However, recently threat actors have been using a new hacking tool called AuKill which can disable the EDR software on a target’s system before deploying any backdoors or ransomware. This process occurs in Bring Your Own Vulnerable Driver (BYOVD) attacks. Within these attacks, the malicious actors release legitimate drivers signed with a valid certificate capable of running kernel privileges on the victim’s device. This disables the security EDR solution and takes over the system. This type of attack ranges from all kinds of threat actors, ranging from state-backed hacking groups to ransomware groups motivated by money.

How AuKill Malware Disables Security Software

Sophos X-Ops security was the one who discovered the AuKill malware. They found that AuKill drops a vulnerable Windows driver (procexp.sys) next to the one used by Microsoft’s Process Explorer v16.32. This common and legitimate utility can collect information on active Windows processes. Then, it moves to disable the EDR software. To do this, AuKill starts several threads to check and disable the security services and prevent them from restarting to avoid detection. See the articles below for more information on the exact processes AuKill takes to stop an EDR solution.

While there are no set remediations at the moment, the following can help protect against a future attack:
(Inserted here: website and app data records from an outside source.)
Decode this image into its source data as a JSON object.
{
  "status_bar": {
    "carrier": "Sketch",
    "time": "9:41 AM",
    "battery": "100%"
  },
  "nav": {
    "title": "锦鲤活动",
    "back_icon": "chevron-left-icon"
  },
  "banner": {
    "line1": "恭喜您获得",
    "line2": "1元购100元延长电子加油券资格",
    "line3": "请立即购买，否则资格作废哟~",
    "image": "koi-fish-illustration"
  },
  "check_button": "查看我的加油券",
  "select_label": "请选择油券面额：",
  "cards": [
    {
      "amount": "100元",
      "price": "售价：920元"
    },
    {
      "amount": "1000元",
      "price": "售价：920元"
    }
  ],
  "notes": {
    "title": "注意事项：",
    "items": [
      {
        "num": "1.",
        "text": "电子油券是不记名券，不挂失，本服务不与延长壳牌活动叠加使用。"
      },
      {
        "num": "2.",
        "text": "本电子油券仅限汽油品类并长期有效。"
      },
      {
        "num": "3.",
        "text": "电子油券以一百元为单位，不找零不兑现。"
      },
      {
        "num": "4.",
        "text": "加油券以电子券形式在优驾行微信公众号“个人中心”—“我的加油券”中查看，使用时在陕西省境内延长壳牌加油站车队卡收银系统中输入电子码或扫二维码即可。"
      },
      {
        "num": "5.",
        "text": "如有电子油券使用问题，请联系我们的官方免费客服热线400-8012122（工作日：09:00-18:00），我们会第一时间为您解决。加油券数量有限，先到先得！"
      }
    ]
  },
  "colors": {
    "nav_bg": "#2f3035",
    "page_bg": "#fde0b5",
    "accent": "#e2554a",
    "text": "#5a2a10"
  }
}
  1. Firstly, if you have an EDR security service in place, it is recommended to enable tamper protection for this agent to prevent any unwanted processes related to its ability to run.
  2. Also, ensure the separation of users and admin privileges is in place to prevent privilege escalation attacks.
  3. Stay up to date on patches, maintaining the latest version of a device, applications, and tools within the system.
  4. Maintain vulnerability management within your environment to detect any flaws.